Launched in 2016 as a Nigerian and U.S.-based payments company with offices in Lagos and San Francisco, Flutterwave builds payments infrastructure that connects Africa to the global economy.
Flutterwave is also one of only four unicorns ($1 billion+ startups) in Africa. Two other unicorns are located in Nigeria—and one in Egypt.
We caught up with Flutterwave founder and CEO, Olugbenga “GB “Agboola to find out more about his company and its future plans.
What inspired you to start Flutterwave?
We started Flutterwave due to the fragmented nature of payments in Africa— there were multiple ways of making and receiving payments within countries but cross-border payments remained a hassle. This made it difficult for individuals like myself or businesses to make or receive international payments in Africa.
It was easier for me to send and receive money from the UK than to do the same from Lagos to Nairobi. We saw an opportunity to address this problem and worked with a group of passionate Engineers, Bankers, Designers, Builders, and Marketers to build Flutterwave, to simplify payments for endless possibilities.
Today, we support international payments for over 34 countries and process payments across 150 currencies. We have over 300,000 businesses using our solutions to receive money from their customers and continue on their growth journey.
During the lockdown, you helped set up digital storefronts for over 20,000 of your clients.

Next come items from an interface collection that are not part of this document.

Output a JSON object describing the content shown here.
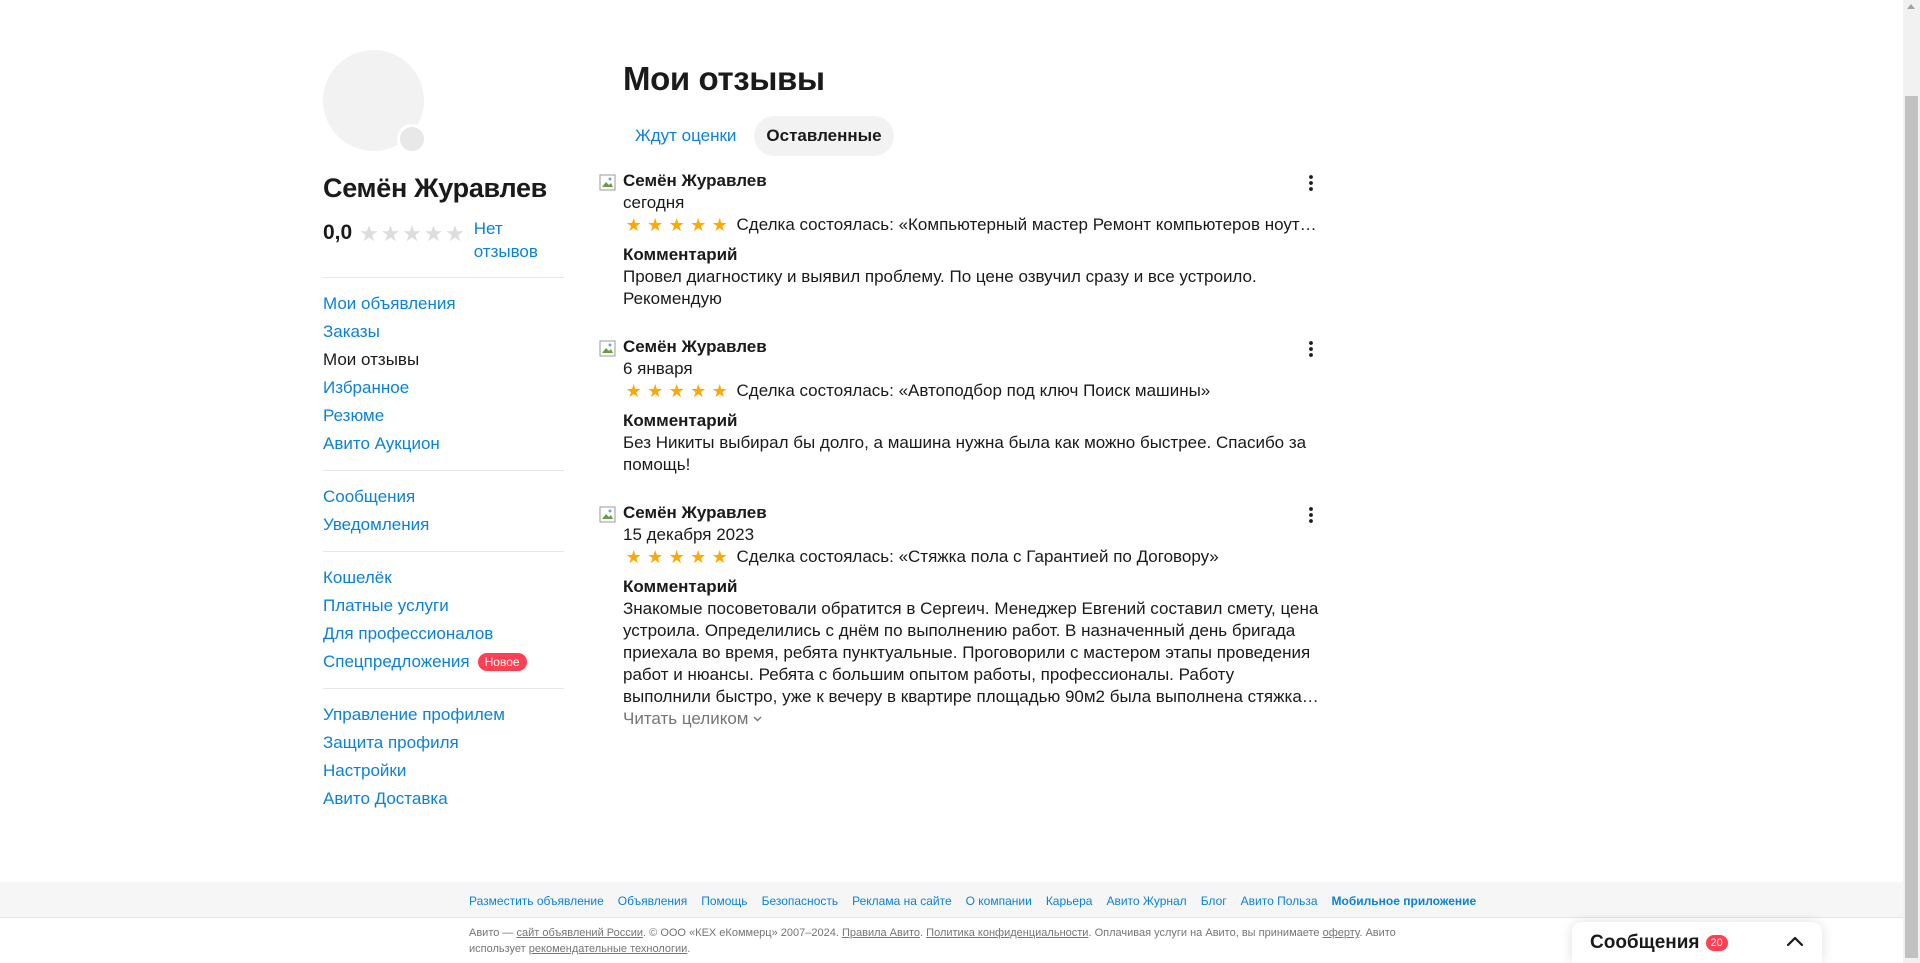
{
  "profile": {
    "name": "Семён Журавлев",
    "rating": "0,0",
    "no_reviews": "Нет отзывов"
  },
  "sidebar": {
    "groups": [
      [
        {
          "label": "Мои объявления",
          "active": false
        },
        {
          "label": "Заказы",
          "active": false
        },
        {
          "label": "Мои отзывы",
          "active": true
        },
        {
          "label": "Избранное",
          "active": false
        },
        {
          "label": "Резюме",
          "active": false
        },
        {
          "label": "Авито Аукцион",
          "active": false
        }
      ],
      [
        {
          "label": "Сообщения",
          "active": false
        },
        {
          "label": "Уведомления",
          "active": false
        }
      ],
      [
        {
          "label": "Кошелёк",
          "active": false
        },
        {
          "label": "Платные услуги",
          "active": false
        },
        {
          "label": "Для профессионалов",
          "active": false
        },
        {
          "label": "Спецпредложения",
          "active": false,
          "badge": "Новое"
        }
      ],
      [
        {
          "label": "Управление профилем",
          "active": false
        },
        {
          "label": "Защита профиля",
          "active": false
        },
        {
          "label": "Настройки",
          "active": false
        },
        {
          "label": "Авито Доставка",
          "active": false
        }
      ]
    ]
  },
  "main": {
    "title": "Мои отзывы",
    "tabs": [
      {
        "label": "Ждут оценки",
        "active": false
      },
      {
        "label": "Оставленные",
        "active": true
      }
    ],
    "comment_label": "Комментарий",
    "read_more": "Читать целиком",
    "reviews": [
      {
        "author": "Семён Журавлев",
        "date": "сегодня",
        "stars": 5,
        "deal": "Сделка состоялась: «Компьютерный мастер Ремонт компьютеров ноутбуков»",
        "comment": "Провел диагностику и выявил проблему. По цене озвучил сразу и все устроило. Рекомендую",
        "truncated": false
      },
      {
        "author": "Семён Журавлев",
        "date": "6 января",
        "stars": 5,
        "deal": "Сделка состоялась: «Автоподбор под ключ Поиск машины»",
        "comment": "Без Никиты выбирал бы долго, а машина нужна была как можно быстрее. Спасибо за помощь!",
        "truncated": false
      },
      {
        "author": "Семён Журавлев",
        "date": "15 декабря 2023",
        "stars": 5,
        "deal": "Сделка состоялась: «Стяжка пола с Гарантией по Договору»",
        "comment": "Знакомые посоветовали обратится в Сергеич. Менеджер Евгений составил смету, цена устроила. Определились с днём по выполнению работ. В назначенный день бригада приехала во время, ребята пунктуальные. Проговорили с мастером этапы проведения работ и нюансы. Ребята с большим опытом работы, профессионалы. Работу выполнили быстро, уже к вечеру в квартире площадью 90м2 была выполнена стяжка. Отличное…",
        "truncated": true
      }
    ]
  },
  "footer": {
    "links": [
      {
        "label": "Разместить объявление",
        "strong": false
      },
      {
        "label": "Объявления",
        "strong": false
      },
      {
        "label": "Помощь",
        "strong": false
      },
      {
        "label": "Безопасность",
        "strong": false
      },
      {
        "label": "Реклама на сайте",
        "strong": false
      },
      {
        "label": "О компании",
        "strong": false
      },
      {
        "label": "Карьера",
        "strong": false
      },
      {
        "label": "Авито Журнал",
        "strong": false
      },
      {
        "label": "Блог",
        "strong": false
      },
      {
        "label": "Авито Польза",
        "strong": false
      },
      {
        "label": "Мобильное приложение",
        "strong": true
      }
    ],
    "legal": {
      "t1": "Авито — ",
      "l1": "сайт объявлений России",
      "t2": ". © ООО «КЕХ еКоммерц» 2007–2024. ",
      "l2": "Правила Авито",
      "t3": ". ",
      "l3": "Политика конфиденциальности",
      "t4": ". Оплачивая услуги на Авито, вы принимаете ",
      "l4": "оферту",
      "t5": ". Авито использует ",
      "l5": "рекомендательные технологии",
      "t6": "."
    }
  },
  "messenger": {
    "title": "Сообщения",
    "count": "20"
  },
  "colors": {
    "link": "#0a82d8",
    "star_active": "#ffa800",
    "star_inactive": "#dddddd",
    "badge": "#ff4053"
  },
  "icons": {
    "kebab": "more-vertical-icon",
    "chevron_up": "chevron-up-icon",
    "chevron_down": "chevron-down-icon",
    "broken_image": "broken-image-icon"
  }
}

Why was it important for you even though e-commerce isn’t part of your core business?
This was our own way of helping our customers cushion the impact of the pandemic. The lockdowns in 2020 meant that businesses that earlier depended on making physical sales were all out of revenue opportunities. We built out this solution to enable them to continue selling while they were at home.
Flutterwave has over 25,000 businesses across Africa— some selling skincare, beauty products, others selling shoes and fashion items, etc on the Flutterwave Store. It’s interesting to note how small businesses are currently using the solutions and the huge opportunity this has for the future.

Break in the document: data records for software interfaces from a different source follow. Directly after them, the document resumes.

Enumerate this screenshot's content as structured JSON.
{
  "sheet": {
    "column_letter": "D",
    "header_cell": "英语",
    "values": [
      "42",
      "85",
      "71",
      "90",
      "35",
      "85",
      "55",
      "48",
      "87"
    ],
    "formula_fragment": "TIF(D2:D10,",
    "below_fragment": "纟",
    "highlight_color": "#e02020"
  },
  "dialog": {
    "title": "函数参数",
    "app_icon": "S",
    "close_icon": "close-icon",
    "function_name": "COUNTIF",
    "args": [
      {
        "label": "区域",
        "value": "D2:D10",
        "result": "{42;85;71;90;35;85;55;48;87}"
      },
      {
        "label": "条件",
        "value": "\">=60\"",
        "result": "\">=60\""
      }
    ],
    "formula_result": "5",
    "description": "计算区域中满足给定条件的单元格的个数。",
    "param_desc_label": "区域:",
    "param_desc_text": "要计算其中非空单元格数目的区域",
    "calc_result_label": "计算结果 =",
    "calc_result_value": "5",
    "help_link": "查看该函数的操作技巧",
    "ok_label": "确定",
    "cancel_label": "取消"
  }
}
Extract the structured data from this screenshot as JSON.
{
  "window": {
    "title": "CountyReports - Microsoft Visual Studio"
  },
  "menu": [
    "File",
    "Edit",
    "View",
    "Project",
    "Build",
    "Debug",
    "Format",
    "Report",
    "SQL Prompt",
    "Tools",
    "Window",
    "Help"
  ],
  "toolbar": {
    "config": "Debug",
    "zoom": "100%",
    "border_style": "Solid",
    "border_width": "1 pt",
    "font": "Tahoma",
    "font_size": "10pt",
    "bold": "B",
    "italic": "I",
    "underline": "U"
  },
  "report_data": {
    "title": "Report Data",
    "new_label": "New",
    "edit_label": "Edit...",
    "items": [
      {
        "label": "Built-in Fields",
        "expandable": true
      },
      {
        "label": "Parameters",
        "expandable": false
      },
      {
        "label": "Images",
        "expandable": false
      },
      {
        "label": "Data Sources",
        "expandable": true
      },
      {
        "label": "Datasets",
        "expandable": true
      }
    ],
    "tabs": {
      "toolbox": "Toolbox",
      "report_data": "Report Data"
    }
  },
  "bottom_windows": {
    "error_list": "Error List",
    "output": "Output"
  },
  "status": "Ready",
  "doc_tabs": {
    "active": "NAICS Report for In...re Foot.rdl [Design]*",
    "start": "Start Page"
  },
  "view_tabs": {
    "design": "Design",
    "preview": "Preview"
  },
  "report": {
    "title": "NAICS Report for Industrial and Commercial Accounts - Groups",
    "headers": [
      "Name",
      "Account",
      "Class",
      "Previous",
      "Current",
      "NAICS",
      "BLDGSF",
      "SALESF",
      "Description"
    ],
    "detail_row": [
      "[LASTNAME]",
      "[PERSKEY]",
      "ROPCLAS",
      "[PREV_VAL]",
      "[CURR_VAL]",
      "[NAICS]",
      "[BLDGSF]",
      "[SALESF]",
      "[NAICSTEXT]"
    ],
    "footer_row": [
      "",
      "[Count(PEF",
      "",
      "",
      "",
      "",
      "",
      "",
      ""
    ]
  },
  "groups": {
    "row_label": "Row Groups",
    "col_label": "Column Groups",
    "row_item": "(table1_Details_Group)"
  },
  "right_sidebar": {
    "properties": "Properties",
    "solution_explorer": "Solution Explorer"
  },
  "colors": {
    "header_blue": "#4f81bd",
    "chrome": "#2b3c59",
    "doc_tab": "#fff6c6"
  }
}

Here are a few ways small businesses are using the solution. This barbecue Business—Smoked Barbecue in a Box offers home delivery with the support of Flutterwave Store. This cocktail company—Big Fish Cocktail offers unique drinks sold over the Flutterwave Store.
What are some of your plans to offer payment services to US-based clients and companies?

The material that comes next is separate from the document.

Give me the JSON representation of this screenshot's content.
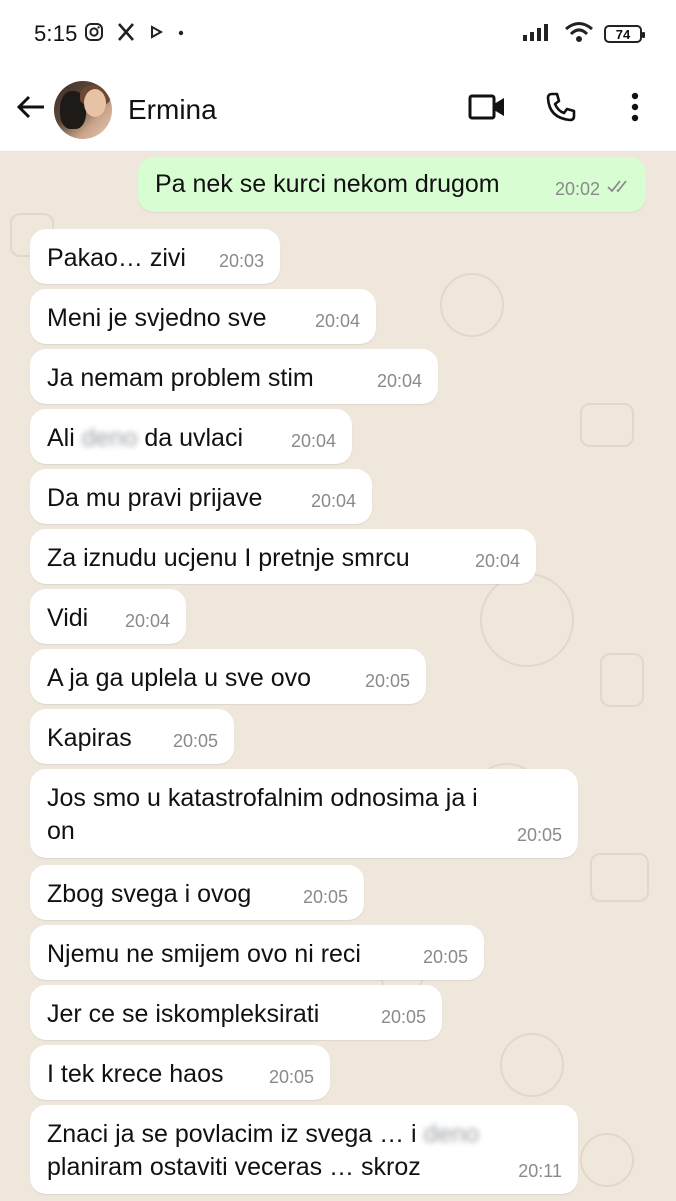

We are excited for the opportunity to offer Flutterwave’s payment infrastructure to US-based clients and companies. Currently, we are already working with merchants such as Uber, Netflix, and Microsoft on their expansion across Africa. And, we have started talking to many other US-based merchants that have growth ambitions across the continent.
We also have several strategic partnerships that will help us expand the services that we can offer to our merchant base and look forward to launching those in the near future for our US merchants.
What are your thoughts on the importance of African Americans being more involved in the African startup scene as founders and/or investors?
First is the massive economic benefits and opportunities for African Americans to access the widely untapped trillion dollar economic opportunities both in Africa and in the US. By 2030, Africa will have 1.7 billion people and a combined consumer and business spending of 6.7 trillion U.S. dollars (Brookings). The continent is creating a new development path and harnessing the potential of its people and resources.
Secondly is the socio-economic benefit. The African-American community can play a huge part in the prosperity of the continent by starting up or investing in businesses that will bring socio-economic change and employ more people on the continent. Advancing US-Africa trade, investment, and technology in Africa would unlock massive economic growth and increased prosperity for both regions.
What future plans do you have that involve cryptocurrency?
We support our customers and help them in countries where they are compliant with the regulations. We are excited to explore diverse use cases of our solutions across the world and across various sectors in compliance with regulations guiding such sectors and countries. Our future plans include working with all stakeholders to better understand and use the technology in a way that protects the consumers.
What advice do you have for those in the Diaspora that are interested in entering the rapidly growing tech startup space in Nigeria?
Just do it! Through skill share, knowledge share, and investments in the tech ecosystem, the African diaspora can help unlock some of the continent’s full potential. The best time to invest in Africa was a few years back.
The second best time is now. The continent is on the fast track in building cutting edge technologies across healthcare, payments, logistics, e-commerce and the market is readily available.
The regulators are also learning fast and catching up with the speedy innovations on the continent. Africa is rich in talent; the diaspora should consider looking inward for talents that can help build, run and scale their businesses.